WhiskyReviews.net is a free service and always will be. However, if you would like to support the author you can do so by subscribing for just £1 per month. Alternatively, you can make a one-off donation of your choice. Thank you for your support.
Loch Lomond distillery is situated in Alexandria and was built in 1966. The driving force behind its construction was a partnership between the owners of the derelict Littlemill Distillery in Bowling and a Chicago based spirits company called Barton Brands who went on to take full ownership in 1971.
The distillery ceased production for a time in 1984 and remained silent until it was rescued in 1986 by the Glen Catrine Bonded Warehouse company. Production resumed the following year and new stills were added that transformed the facility into what remains today, arguably the most versatile and innovative distillery in the country.
The original pot stills contained a rectifying plate system that could be deployed in different ways to alter the flavour profile of the spirit. These were joined in the ’80s by a set of Column Stills for making grain whisky and a new pair of traditional pot stills. This array of stills can be combined to create up to 11 different kinds of new make spirit. A remarkable amount for any single distillery.
The owners added Campbeltown distillery, Glen Scotia to their empire in 1994. By then they were producing a staggering number of Loch Lomond-made malts under names like Craiglodge, Croftengea, Glen Douglas, Inchfad, Inchmoan, Inchmurrin, Old Rhosdhu and The Glengarry. Despite this massive portfolio of releases, quality was perhaps not always as high as it could have been and Loch Lomond became rather poorly appreciated amongst whisky lovers. It was a sad state of affairs for a distillery with such obvious potential.
Today, however, things are looking up. New owners came along in 2014 and the whole range has been rebranded and relaunched. There are now two main brands, Loch Lomond and Inchmurrin. With them has come a focus on the potential experimentation that is within the grasp of the Lomond distillers and a desire to play with different cask types and finishes. In addition, the new range is bottled at 46% abv and the use of chill-filtering and caramel colouring is avoided as a rule.
Smell: The nose is fruity and nutty. There’s raspberry and strawberry with raisins, plum and then almond, walnut and oak.
Taste: Spicy chilli and nutmeg. Berries, raisins, sultanas and salted peanuts.
Thoughts: The price seems reasonable at £50 and the dram offers an unusual flavour profile that you don’t come across too often. It’s richly flavoured, interesting and highlights just how drastic the improvement has been at Loch Lomond. You would never have got a whisky like this from that distillery just a few short years ago.

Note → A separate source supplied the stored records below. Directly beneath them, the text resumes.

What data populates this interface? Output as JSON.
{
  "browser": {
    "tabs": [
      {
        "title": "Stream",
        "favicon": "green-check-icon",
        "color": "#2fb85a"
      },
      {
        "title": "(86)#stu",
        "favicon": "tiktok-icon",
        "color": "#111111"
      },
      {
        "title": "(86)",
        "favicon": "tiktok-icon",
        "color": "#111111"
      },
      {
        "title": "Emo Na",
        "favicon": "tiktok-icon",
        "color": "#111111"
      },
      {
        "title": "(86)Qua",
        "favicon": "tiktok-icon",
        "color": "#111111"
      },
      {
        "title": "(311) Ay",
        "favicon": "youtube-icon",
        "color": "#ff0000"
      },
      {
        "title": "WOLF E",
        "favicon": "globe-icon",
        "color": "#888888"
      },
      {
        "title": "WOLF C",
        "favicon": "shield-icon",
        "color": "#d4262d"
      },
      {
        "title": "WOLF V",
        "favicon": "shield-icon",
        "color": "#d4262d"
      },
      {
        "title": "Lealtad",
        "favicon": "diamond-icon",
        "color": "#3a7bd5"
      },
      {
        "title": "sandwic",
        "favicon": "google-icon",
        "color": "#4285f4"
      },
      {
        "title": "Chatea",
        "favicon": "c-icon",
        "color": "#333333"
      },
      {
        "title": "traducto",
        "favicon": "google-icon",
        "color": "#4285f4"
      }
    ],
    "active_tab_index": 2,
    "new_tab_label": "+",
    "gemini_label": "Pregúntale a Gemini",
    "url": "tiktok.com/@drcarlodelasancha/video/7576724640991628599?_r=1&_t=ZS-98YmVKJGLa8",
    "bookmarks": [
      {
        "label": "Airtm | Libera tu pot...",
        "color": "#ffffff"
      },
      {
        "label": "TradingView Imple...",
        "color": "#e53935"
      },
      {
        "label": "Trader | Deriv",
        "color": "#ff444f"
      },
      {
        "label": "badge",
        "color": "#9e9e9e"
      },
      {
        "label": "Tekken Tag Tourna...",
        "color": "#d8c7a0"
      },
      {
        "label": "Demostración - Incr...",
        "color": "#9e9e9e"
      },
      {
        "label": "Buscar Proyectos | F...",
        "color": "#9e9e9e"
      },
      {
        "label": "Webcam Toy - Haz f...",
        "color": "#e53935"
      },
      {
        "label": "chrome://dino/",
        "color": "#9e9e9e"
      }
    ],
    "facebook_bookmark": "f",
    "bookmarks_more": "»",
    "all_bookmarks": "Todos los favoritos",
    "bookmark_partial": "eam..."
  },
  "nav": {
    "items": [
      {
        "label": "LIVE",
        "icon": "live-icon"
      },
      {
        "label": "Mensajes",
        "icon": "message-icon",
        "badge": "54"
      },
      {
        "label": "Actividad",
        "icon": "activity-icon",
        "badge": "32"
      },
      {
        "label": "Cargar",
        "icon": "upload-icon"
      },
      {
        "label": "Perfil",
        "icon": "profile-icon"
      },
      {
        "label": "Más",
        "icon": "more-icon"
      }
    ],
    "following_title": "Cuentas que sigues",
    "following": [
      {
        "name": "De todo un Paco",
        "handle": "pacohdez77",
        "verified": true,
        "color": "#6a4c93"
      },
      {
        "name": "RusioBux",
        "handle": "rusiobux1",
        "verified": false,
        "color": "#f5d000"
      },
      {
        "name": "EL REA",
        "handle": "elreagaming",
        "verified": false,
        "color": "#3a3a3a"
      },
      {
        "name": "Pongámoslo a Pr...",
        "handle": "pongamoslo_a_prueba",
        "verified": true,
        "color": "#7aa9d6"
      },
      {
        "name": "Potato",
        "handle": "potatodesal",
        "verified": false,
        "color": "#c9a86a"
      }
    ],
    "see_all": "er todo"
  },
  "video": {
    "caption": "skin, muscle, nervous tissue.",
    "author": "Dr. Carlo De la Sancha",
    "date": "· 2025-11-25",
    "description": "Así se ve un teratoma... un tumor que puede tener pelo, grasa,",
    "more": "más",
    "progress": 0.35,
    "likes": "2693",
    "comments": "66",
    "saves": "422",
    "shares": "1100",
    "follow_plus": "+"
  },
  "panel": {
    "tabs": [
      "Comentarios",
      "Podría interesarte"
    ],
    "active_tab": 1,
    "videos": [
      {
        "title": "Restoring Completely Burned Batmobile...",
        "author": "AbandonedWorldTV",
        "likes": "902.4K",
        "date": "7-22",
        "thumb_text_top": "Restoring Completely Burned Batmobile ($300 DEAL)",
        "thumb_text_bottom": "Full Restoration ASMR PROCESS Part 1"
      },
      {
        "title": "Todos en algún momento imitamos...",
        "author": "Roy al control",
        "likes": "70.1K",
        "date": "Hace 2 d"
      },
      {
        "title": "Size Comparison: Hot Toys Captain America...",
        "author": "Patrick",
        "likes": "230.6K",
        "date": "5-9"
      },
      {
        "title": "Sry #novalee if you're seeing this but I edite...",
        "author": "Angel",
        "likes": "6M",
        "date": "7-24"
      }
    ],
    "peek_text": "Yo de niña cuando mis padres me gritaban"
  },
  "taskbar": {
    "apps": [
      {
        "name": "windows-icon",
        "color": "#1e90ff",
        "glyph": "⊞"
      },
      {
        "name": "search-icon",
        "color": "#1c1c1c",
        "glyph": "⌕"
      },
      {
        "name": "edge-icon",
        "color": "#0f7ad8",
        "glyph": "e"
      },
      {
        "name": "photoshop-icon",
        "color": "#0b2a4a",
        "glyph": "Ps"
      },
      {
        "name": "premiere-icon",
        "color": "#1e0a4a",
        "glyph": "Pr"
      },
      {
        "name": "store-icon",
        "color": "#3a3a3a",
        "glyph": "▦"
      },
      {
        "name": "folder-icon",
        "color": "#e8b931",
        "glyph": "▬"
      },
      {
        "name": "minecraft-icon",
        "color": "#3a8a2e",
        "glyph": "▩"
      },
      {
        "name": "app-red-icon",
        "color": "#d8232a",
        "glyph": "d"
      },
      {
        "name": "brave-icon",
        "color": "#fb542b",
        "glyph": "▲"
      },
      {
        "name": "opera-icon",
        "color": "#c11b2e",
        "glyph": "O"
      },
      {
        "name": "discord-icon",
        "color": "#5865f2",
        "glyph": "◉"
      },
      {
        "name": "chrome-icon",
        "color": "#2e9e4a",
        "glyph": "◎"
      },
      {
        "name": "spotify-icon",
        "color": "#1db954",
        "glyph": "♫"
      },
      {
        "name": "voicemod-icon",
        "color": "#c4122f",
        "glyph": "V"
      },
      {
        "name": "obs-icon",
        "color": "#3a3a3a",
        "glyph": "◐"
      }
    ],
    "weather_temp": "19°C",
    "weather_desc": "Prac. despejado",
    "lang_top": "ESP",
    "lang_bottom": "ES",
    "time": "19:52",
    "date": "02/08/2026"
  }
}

*If the whisky reviewed in this article has caught your eye, you can buy it from Master of Malt here. Please be aware that as an affiliate I can be paid a small commission on any purchases you make after following links from my page. The whisky is also available from several other excellent retailers.